Data section start

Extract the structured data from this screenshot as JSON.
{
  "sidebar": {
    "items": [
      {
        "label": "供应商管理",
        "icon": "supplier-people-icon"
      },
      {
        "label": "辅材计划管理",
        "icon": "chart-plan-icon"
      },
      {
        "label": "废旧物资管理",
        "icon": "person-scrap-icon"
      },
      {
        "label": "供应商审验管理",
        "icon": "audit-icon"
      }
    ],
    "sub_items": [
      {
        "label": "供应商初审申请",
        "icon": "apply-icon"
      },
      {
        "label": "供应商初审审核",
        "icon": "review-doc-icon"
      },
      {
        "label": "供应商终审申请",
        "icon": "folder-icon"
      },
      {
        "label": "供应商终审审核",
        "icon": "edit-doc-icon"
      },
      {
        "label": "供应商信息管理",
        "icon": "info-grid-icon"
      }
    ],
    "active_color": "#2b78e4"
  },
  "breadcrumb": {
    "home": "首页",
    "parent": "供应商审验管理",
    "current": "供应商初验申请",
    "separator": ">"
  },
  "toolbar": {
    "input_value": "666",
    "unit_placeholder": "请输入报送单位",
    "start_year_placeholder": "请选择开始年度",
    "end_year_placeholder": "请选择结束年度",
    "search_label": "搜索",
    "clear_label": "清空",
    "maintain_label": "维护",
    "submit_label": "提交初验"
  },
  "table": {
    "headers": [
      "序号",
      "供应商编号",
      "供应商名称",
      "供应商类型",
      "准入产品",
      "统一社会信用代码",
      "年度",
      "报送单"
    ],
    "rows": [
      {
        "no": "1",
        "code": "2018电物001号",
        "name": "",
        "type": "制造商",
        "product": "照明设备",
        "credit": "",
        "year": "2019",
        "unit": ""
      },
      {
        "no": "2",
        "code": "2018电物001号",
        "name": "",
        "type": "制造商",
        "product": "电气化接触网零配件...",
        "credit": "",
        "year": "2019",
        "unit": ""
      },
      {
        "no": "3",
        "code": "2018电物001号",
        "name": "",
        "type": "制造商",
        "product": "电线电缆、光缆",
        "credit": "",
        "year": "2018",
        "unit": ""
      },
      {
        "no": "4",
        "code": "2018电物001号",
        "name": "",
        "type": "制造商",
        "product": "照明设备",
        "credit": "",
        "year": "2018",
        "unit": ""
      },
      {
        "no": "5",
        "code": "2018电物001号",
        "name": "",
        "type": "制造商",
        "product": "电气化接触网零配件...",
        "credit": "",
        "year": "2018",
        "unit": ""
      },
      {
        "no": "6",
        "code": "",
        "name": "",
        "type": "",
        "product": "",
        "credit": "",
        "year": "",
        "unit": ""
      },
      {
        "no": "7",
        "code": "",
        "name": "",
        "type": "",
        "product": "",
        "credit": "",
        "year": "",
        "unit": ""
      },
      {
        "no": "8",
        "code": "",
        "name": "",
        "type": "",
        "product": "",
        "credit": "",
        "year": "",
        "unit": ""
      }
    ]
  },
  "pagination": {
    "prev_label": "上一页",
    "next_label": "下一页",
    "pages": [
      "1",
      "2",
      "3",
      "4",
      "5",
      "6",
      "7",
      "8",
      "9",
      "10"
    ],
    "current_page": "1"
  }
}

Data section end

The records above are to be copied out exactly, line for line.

Extract the structured data from this screenshot as JSON.
{
  "sidebar": {
    "items": [
      {
        "label": "供应商管理",
        "icon": "supplier-people-icon"
      },
      {
        "label": "辅材计划管理",
        "icon": "chart-plan-icon"
      },
      {
        "label": "废旧物资管理",
        "icon": "person-scrap-icon"
      },
      {
        "label": "供应商审验管理",
        "icon": "audit-icon"
      }
    ],
    "sub_items": [
      {
        "label": "供应商初审申请",
        "icon": "apply-icon"
      },
      {
        "label": "供应商初审审核",
        "icon": "review-doc-icon"
      },
      {
        "label": "供应商终审申请",
        "icon": "folder-icon"
      },
      {
        "label": "供应商终审审核",
        "icon": "edit-doc-icon"
      },
      {
        "label": "供应商信息管理",
        "icon": "info-grid-icon"
      }
    ],
    "active_color": "#2b78e4"
  },
  "breadcrumb": {
    "home": "首页",
    "parent": "供应商审验管理",
    "current": "供应商初验申请",
    "separator": ">"
  },
  "toolbar": {
    "input_value": "666",
    "unit_placeholder": "请输入报送单位",
    "start_year_placeholder": "请选择开始年度",
    "end_year_placeholder": "请选择结束年度",
    "search_label": "搜索",
    "clear_label": "清空",
    "maintain_label": "维护",
    "submit_label": "提交初验"
  },
  "table": {
    "headers": [
      "序号",
      "供应商编号",
      "供应商名称",
      "供应商类型",
      "准入产品",
      "统一社会信用代码",
      "年度",
      "报送单"
    ],
    "rows": [
      {
        "no": "1",
        "code": "2018电物001号",
        "name": "",
        "type": "制造商",
        "product": "照明设备",
        "credit": "",
        "year": "2019",
        "unit": ""
      },
      {
        "no": "2",
        "code": "2018电物001号",
        "name": "",
        "type": "制造商",
        "product": "电气化接触网零配件...",
        "credit": "",
        "year": "2019",
        "unit": ""
      },
      {
        "no": "3",
        "code": "2018电物001号",
        "name": "",
        "type": "制造商",
        "product": "电线电缆、光缆",
        "credit": "",
        "year": "2018",
        "unit": ""
      },
      {
        "no": "4",
        "code": "2018电物001号",
        "name": "",
        "type": "制造商",
        "product": "照明设备",
        "credit": "",
        "year": "2018",
        "unit": ""
      },
      {
        "no": "5",
        "code": "2018电物001号",
        "name": "",
        "type": "制造商",
        "product": "电气化接触网零配件...",
        "credit": "",
        "year": "2018",
        "unit": ""
      },
      {
        "no": "6",
        "code": "",
        "name": "",
        "type": "",
        "product": "",
        "credit": "",
        "year": "",
        "unit": ""
      },
      {
        "no": "7",
        "code": "",
        "name": "",
        "type": "",
        "product": "",
        "credit": "",
        "year": "",
        "unit": ""
      },
      {
        "no": "8",
        "code": "",
        "name": "",
        "type": "",
        "product": "",
        "credit": "",
        "year": "",
        "unit": ""
      }
    ]
  },
  "pagination": {
    "prev_label": "上一页",
    "next_label": "下一页",
    "pages": [
      "1",
      "2",
      "3",
      "4",
      "5",
      "6",
      "7",
      "8",
      "9",
      "10"
    ],
    "current_page": "1"
  }
}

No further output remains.